Did you know that eating one meal away from home can increase your daily intake by an average of 134 calories? Holding everything else consistent (e.g., activity level), that means you can gain approximately 2 pounds per year if you eat out only once per week. In February 2010, the USDA’s Economic Research Service (ERS) released a report, The Impact of Food Away From Home on Adult Diet Quality, which presents findings from an analysis of data derived from two studies – the 1994-1996 Continuing Survey of Food Intakes by Individuals (CSFII) and the 2003-2004 National Health and Nutrition Examination Survey (NHANES). This investigation looked at the affects of dining out on caloric intake, overall diet quality, and quality of meal choices for breakfast, lunch, dinner, and snacks.
What were the results?
- Daily caloric intake increases by approximately 134 calories on the days one meal is eaten away from home.
- Eating one meal away from home per week can result in an average weight gain of 2 pounds per year.
- Dining out for one meal lowers the quality of your diet – shifting the average adult diet from a classification of “fair” to “poor.”
- The number of servings of fruit per 1,000 calories decreases by as much as 22.3% when one meal is eaten away from home.
- The intake of dark green and orange vegetables is reduced by approximately 31.4% when dining away from home.
- The consumption of whole grains is decreased by an estimated 26.8% when a restaurant meal is chosen.
- Dining out results in an increase of sodium, added sugars, solid fat, saturated fat, and alcohol by 1.9-9.3%.
- Affects of diet quality vary based on which meal is eaten away from home.
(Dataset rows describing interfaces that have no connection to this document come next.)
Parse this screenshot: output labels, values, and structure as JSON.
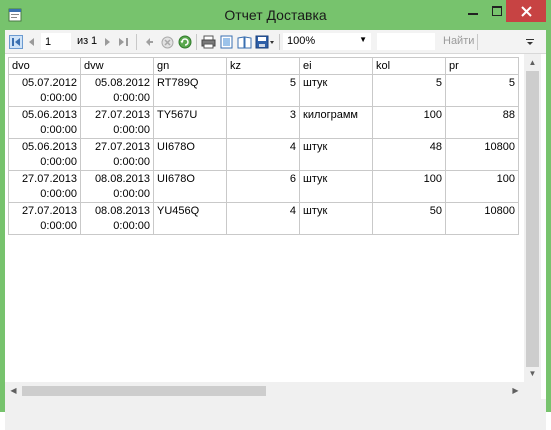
{
  "window": {
    "title": "Отчет Доставка",
    "accent_color": "#77c36d",
    "close_color": "#c74343"
  },
  "toolbar": {
    "current_page": "1",
    "of_label": "из",
    "total_pages": "1",
    "zoom": "100%",
    "find_label": "Найти",
    "icons": [
      "first-page-icon",
      "prev-page-icon",
      "next-page-icon",
      "last-page-icon",
      "back-icon",
      "stop-icon",
      "refresh-icon",
      "print-icon",
      "print-layout-icon",
      "page-setup-icon",
      "export-icon"
    ]
  },
  "report": {
    "columns": [
      "dvo",
      "dvw",
      "gn",
      "kz",
      "ei",
      "kol",
      "pr"
    ],
    "rows": [
      {
        "dvo_date": "05.07.2012",
        "dvo_time": "0:00:00",
        "dvw_date": "05.08.2012",
        "dvw_time": "0:00:00",
        "gn": "RT789Q",
        "kz": "5",
        "ei": "штук",
        "kol": "5",
        "pr": "5"
      },
      {
        "dvo_date": "05.06.2013",
        "dvo_time": "0:00:00",
        "dvw_date": "27.07.2013",
        "dvw_time": "0:00:00",
        "gn": "TY567U",
        "kz": "3",
        "ei": "килограмм",
        "kol": "100",
        "pr": "88"
      },
      {
        "dvo_date": "05.06.2013",
        "dvo_time": "0:00:00",
        "dvw_date": "27.07.2013",
        "dvw_time": "0:00:00",
        "gn": "UI678O",
        "kz": "4",
        "ei": "штук",
        "kol": "48",
        "pr": "10800"
      },
      {
        "dvo_date": "27.07.2013",
        "dvo_time": "0:00:00",
        "dvw_date": "08.08.2013",
        "dvw_time": "0:00:00",
        "gn": "UI678O",
        "kz": "6",
        "ei": "штук",
        "kol": "100",
        "pr": "100"
      },
      {
        "dvo_date": "27.07.2013",
        "dvo_time": "0:00:00",
        "dvw_date": "08.08.2013",
        "dvw_time": "0:00:00",
        "gn": "YU456Q",
        "kz": "4",
        "ei": "штук",
        "kol": "50",
        "pr": "10800"
      }
    ]
  }
}
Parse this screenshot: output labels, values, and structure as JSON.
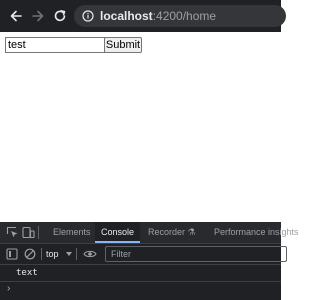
{
  "browser": {
    "url_host": "localhost",
    "url_rest": ":4200/home",
    "icons": [
      "back-arrow-icon",
      "forward-arrow-icon",
      "reload-icon",
      "site-info-icon"
    ]
  },
  "page": {
    "input_value": "test",
    "submit_label": "Submit"
  },
  "devtools": {
    "tabs": [
      {
        "label": "Elements"
      },
      {
        "label": "Console",
        "active": true
      },
      {
        "label": "Recorder ⚗"
      },
      {
        "label": "Performance insights"
      }
    ],
    "context": "top",
    "filter_placeholder": "Filter",
    "console_lines": [
      "text"
    ],
    "prompt": "›",
    "accent": "#8ab4f8"
  }
}
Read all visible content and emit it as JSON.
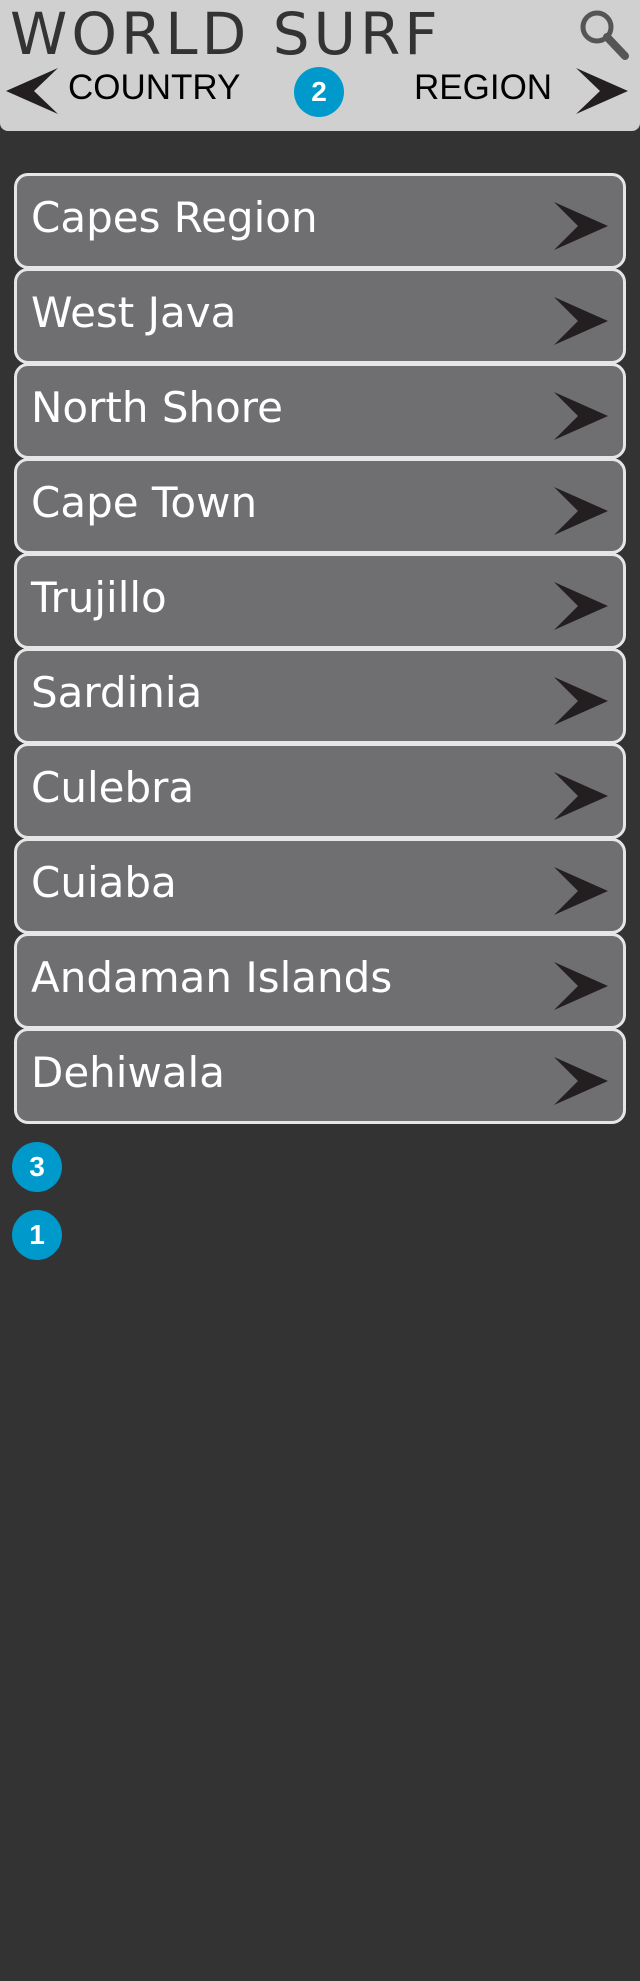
{
  "header": {
    "title": "WORLD SURF",
    "search_icon": "search-icon",
    "prev_icon": "chevron-left-icon",
    "next_icon": "chevron-right-icon",
    "country_label": "COUNTRY",
    "region_label": "REGION",
    "badge": "2"
  },
  "regions": [
    {
      "label": "Capes Region"
    },
    {
      "label": "West Java"
    },
    {
      "label": "North Shore"
    },
    {
      "label": "Cape Town"
    },
    {
      "label": "Trujillo"
    },
    {
      "label": "Sardinia"
    },
    {
      "label": "Culebra"
    },
    {
      "label": "Cuiaba"
    },
    {
      "label": "Andaman Islands"
    },
    {
      "label": "Dehiwala"
    }
  ],
  "annotations": {
    "badge_a": "3",
    "badge_b": "1"
  },
  "colors": {
    "background": "#333333",
    "header_bg": "#d0d0d0",
    "item_bg": "#6f6f72",
    "item_border": "#e6e6e6",
    "badge": "#0099cc",
    "arrow": "#231f20"
  }
}
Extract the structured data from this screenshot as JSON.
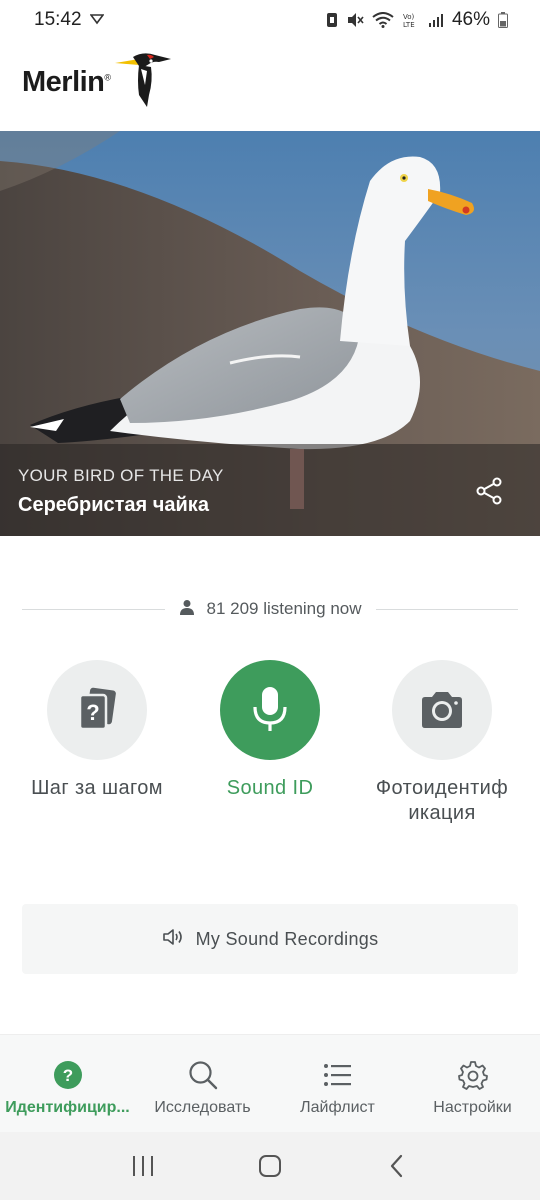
{
  "status_bar": {
    "time": "15:42",
    "battery_percent": "46%",
    "icons": [
      "cast-icon",
      "nfc-icon",
      "mute-icon",
      "wifi-icon",
      "volte-icon",
      "signal-icon",
      "battery-icon"
    ]
  },
  "header": {
    "app_name": "Merlin",
    "reg_mark": "®"
  },
  "hero": {
    "kicker": "YOUR BIRD OF THE DAY",
    "bird_name": "Серебристая чайка"
  },
  "listening": {
    "count_text": "81 209 listening now"
  },
  "id_options": [
    {
      "label": "Шаг за шагом",
      "icon": "question-cards-icon"
    },
    {
      "label": "Sound ID",
      "icon": "microphone-icon"
    },
    {
      "label": "Фотоидентиф\nикация",
      "icon": "camera-icon"
    }
  ],
  "id_option_labels": {
    "step": "Шаг за шагом",
    "sound": "Sound ID",
    "photo_line1": "Фотоидентиф",
    "photo_line2": "икация"
  },
  "recordings": {
    "label": "My Sound Recordings"
  },
  "bottom_nav": {
    "identify": "Идентифицир...",
    "explore": "Исследовать",
    "lifelist": "Лайфлист",
    "settings": "Настройки"
  },
  "colors": {
    "accent": "#3e9c5c",
    "neutral_circle": "#eceeee",
    "text": "#4a4f52"
  }
}
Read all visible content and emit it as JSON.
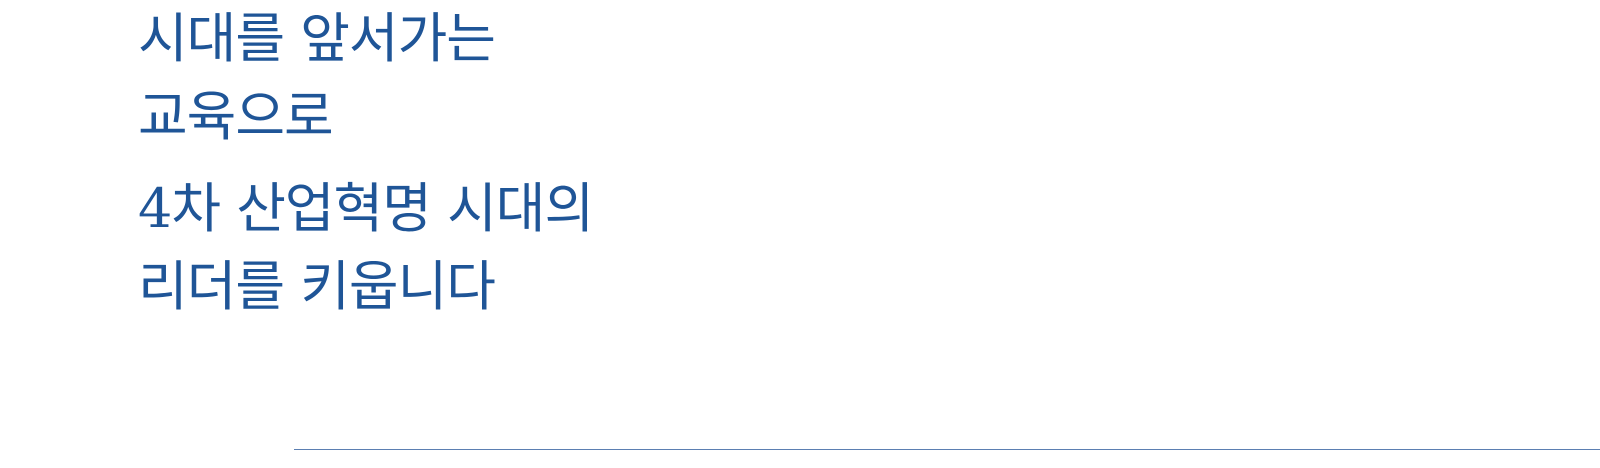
{
  "hero": {
    "headline": {
      "line1": "시대를 앞서가는",
      "line2": "교육으로"
    },
    "subheadline": {
      "line1": "4차 산업혁명 시대의",
      "line2": "리더를 키웁니다"
    }
  },
  "colors": {
    "text": "#1f5597",
    "divider": "#5b7fb2",
    "background": "#ffffff"
  }
}
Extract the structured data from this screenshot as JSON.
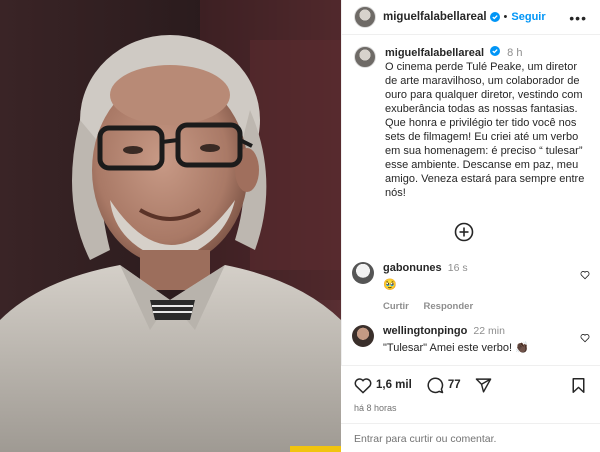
{
  "header": {
    "username": "miguelfalabellareal",
    "follow_label": "Seguir",
    "more_label": "•••"
  },
  "caption": {
    "username": "miguelfalabellareal",
    "time": "8 h",
    "text": "O cinema perde Tulé Peake, um diretor de arte maravilhoso, um colaborador de ouro para qualquer diretor, vestindo com exuberância todas as nossas fantasias. Que honra e privilégio ter tido você nos sets de filmagem! Eu criei até um verbo em sua homenagem: é preciso “ tulesar” esse ambiente. Descanse em paz, meu amigo. Veneza estará para sempre entre nós!"
  },
  "comments": [
    {
      "username": "gabonunes",
      "time": "16 s",
      "text": "🥹",
      "reply_label": "Curtir",
      "answer_label": "Responder"
    },
    {
      "username": "wellingtonpingo",
      "time": "22 min",
      "text": "\"Tulesar\" Amei este verbo! 👏🏿"
    }
  ],
  "actions": {
    "likes": "1,6 mil",
    "comments": "77",
    "time_ago": "há 8 horas",
    "enter_label": "Entrar",
    "add_comment_text": "para curtir ou comentar."
  },
  "icons": {
    "verified": "verified-badge-icon",
    "plus": "plus-circle-icon",
    "heart": "heart-icon",
    "comment": "comment-icon",
    "share": "share-icon",
    "bookmark": "bookmark-icon"
  },
  "colors": {
    "accent": "#0095f6",
    "muted": "#8e8e8e"
  }
}
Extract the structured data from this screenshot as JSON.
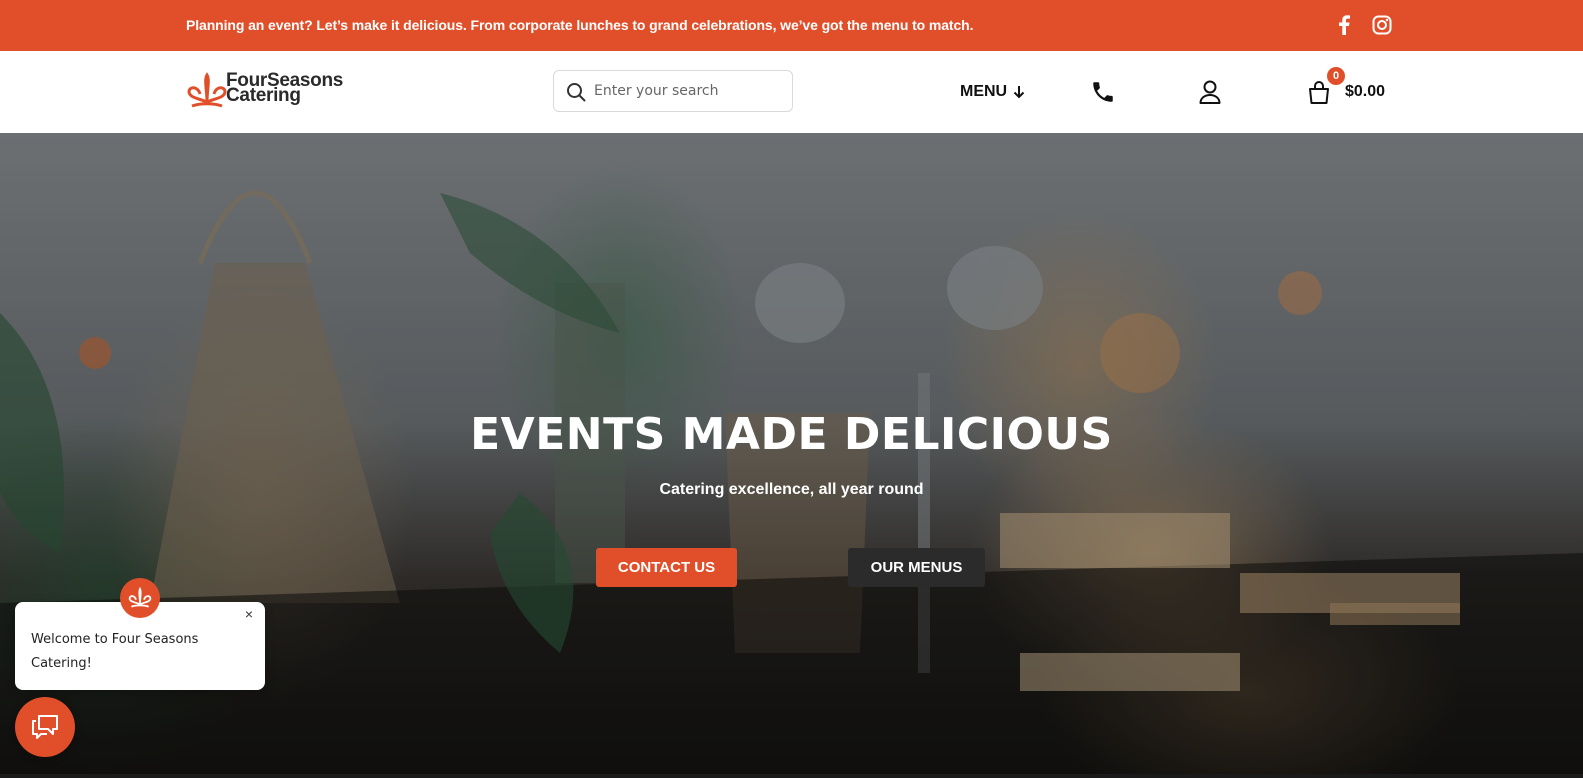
{
  "announcement": {
    "text": "Planning an event? Let’s make it delicious. From corporate lunches to grand celebrations, we’ve got the menu to match.",
    "socials": [
      {
        "icon": "facebook-icon"
      },
      {
        "icon": "instagram-icon"
      }
    ]
  },
  "header": {
    "logo": {
      "line1": "FourSeasons",
      "line2": "Catering"
    },
    "search": {
      "placeholder": "Enter your search",
      "value": ""
    },
    "menu_label": "MENU",
    "cart": {
      "count": "0",
      "total": "$0.00"
    }
  },
  "hero": {
    "title": "EVENTS MADE DELICIOUS",
    "subtitle": "Catering excellence, all year round",
    "buttons": {
      "contact": "CONTACT US",
      "menus": "OUR MENUS"
    }
  },
  "chat": {
    "message": "Welcome to Four Seasons Catering!",
    "close": "×"
  },
  "colors": {
    "accent": "#e14f2a",
    "dark_button": "#2b2b2b",
    "text_dark": "#111111"
  }
}
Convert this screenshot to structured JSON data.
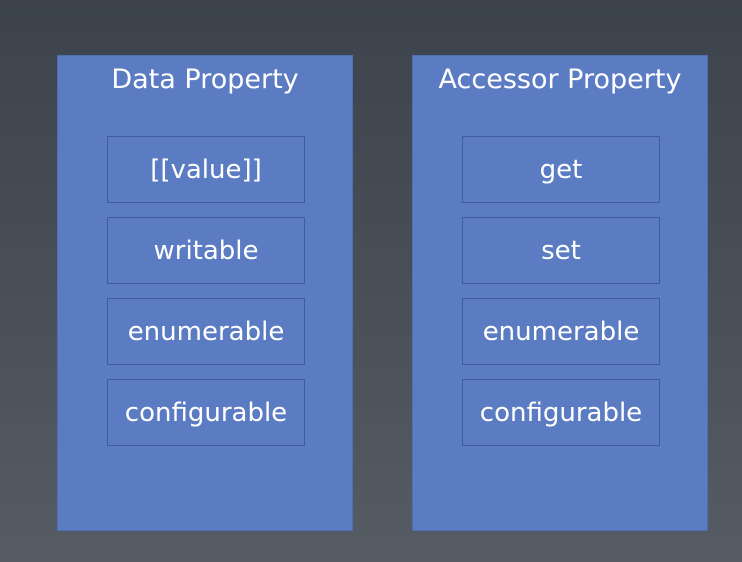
{
  "panels": [
    {
      "title": "Data Property",
      "attributes": [
        "[[value]]",
        "writable",
        "enumerable",
        "configurable"
      ]
    },
    {
      "title": "Accessor Property",
      "attributes": [
        "get",
        "set",
        "enumerable",
        "configurable"
      ]
    }
  ],
  "colors": {
    "panel_fill": "#5b7cc2",
    "box_border": "#3f5d9c",
    "text": "#ffffff",
    "background_top": "#3c434c",
    "background_bottom": "#565c63"
  }
}
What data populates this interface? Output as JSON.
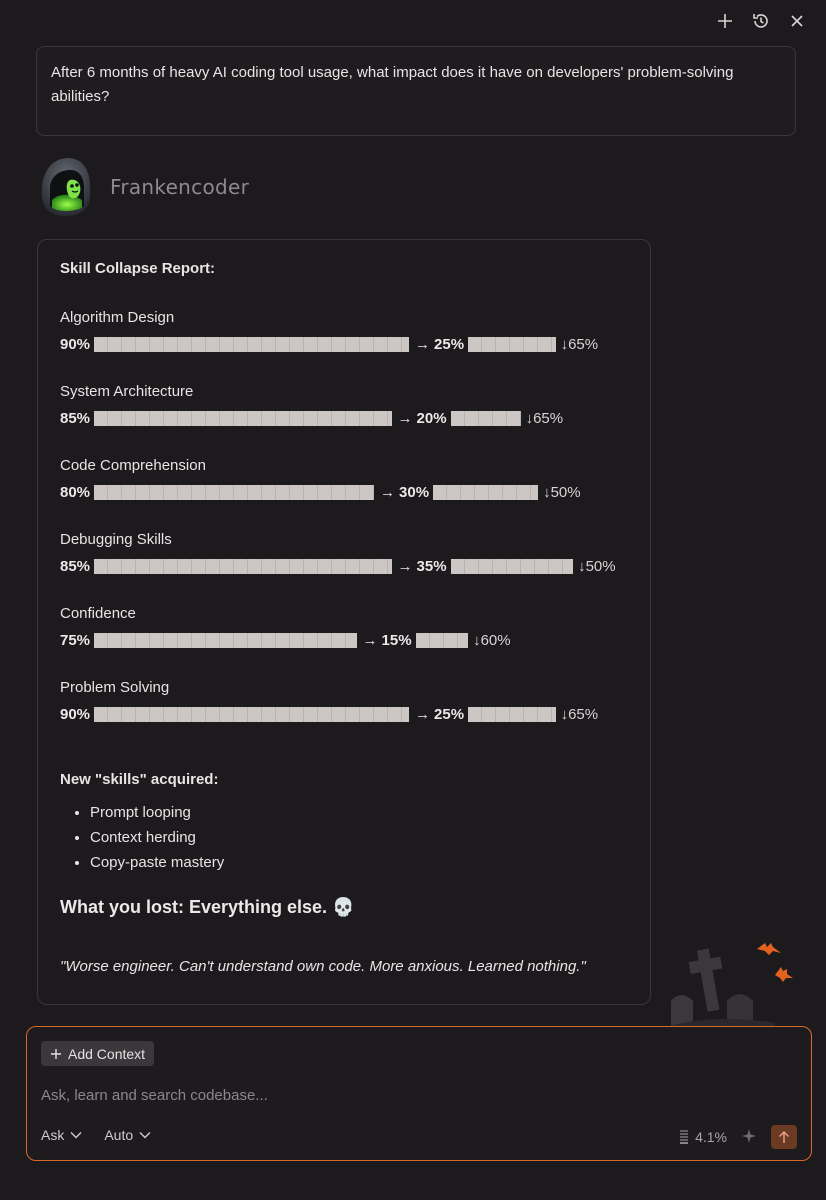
{
  "prompt": {
    "text": "After 6 months of heavy AI coding tool usage, what impact does it have on developers' problem-solving abilities?"
  },
  "agent": {
    "name": "Frankencoder"
  },
  "report": {
    "title": "Skill Collapse Report:",
    "skills": [
      {
        "name": "Algorithm Design",
        "before": "90%",
        "after": "25%",
        "change": "↓65%",
        "before_value": 90,
        "after_value": 25
      },
      {
        "name": "System Architecture",
        "before": "85%",
        "after": "20%",
        "change": "↓65%",
        "before_value": 85,
        "after_value": 20
      },
      {
        "name": "Code Comprehension",
        "before": "80%",
        "after": "30%",
        "change": "↓50%",
        "before_value": 80,
        "after_value": 30
      },
      {
        "name": "Debugging Skills",
        "before": "85%",
        "after": "35%",
        "change": "↓50%",
        "before_value": 85,
        "after_value": 35
      },
      {
        "name": "Confidence",
        "before": "75%",
        "after": "15%",
        "change": "↓60%",
        "before_value": 75,
        "after_value": 15
      },
      {
        "name": "Problem Solving",
        "before": "90%",
        "after": "25%",
        "change": "↓65%",
        "before_value": 90,
        "after_value": 25
      }
    ],
    "arrow": "→",
    "new_skills_title": "New \"skills\" acquired:",
    "new_skills": [
      "Prompt looping",
      "Context herding",
      "Copy-paste mastery"
    ],
    "lost": "What you lost: Everything else. 💀",
    "quote": "\"Worse engineer. Can't understand own code. More anxious. Learned nothing.\""
  },
  "composer": {
    "add_context": "Add Context",
    "placeholder": "Ask, learn and search codebase...",
    "mode": "Ask",
    "model": "Auto",
    "usage": "4.1%"
  },
  "colors": {
    "accent": "#d96a2b",
    "bar": "#ccc6c4",
    "background": "#1c1a1d"
  }
}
Dining out for breakfast results in a decrease in intake of whole grains and dairy per 1,000 calories consumed and an increase in the consumption of added sugars, alcohol, solid fat and saturated fat that day. Eating out at dinner results in a decrease of vegetables consumed per 1,000 calories. Lunch-time meals away from home result account for the biggest drop of fruit intake per 1,000 calories (22.3%).
- Dieters appear to have a greater difficulty choosing healthy items when away from home compared to nondieters as evidenced by a greater increase in intake of saturated fat for breakfast and lunch meals eaten away from home and a greater consumption of added sugars, salt, alcohol, solid fat and saturated fat when snacks and breakfast are dined out.
- Negative effects on diet quality have decreased between the study periods of 1994-1996 and 2003-2004. Improvements were noted for whole grain consumption at breakfast and saturated fat when snacking away from home.
Recent increases in public awareness, changes made by restaurants to offer healthier options, and new federal mandates that nutrition information be provided to patrons of restaurants can contribute to continual improvement of diet quality when dining out.
How do you try to eat healthy while dining out? Share with us, we want to know!
Todd, Jessica E., Lisa Mancino, and Biing-Hwan Lin. The Impact of Food Away From Home on Adult Diet Quality, ERR-90, U.S. Department of Agriculture, Economic Research Service, February 2010.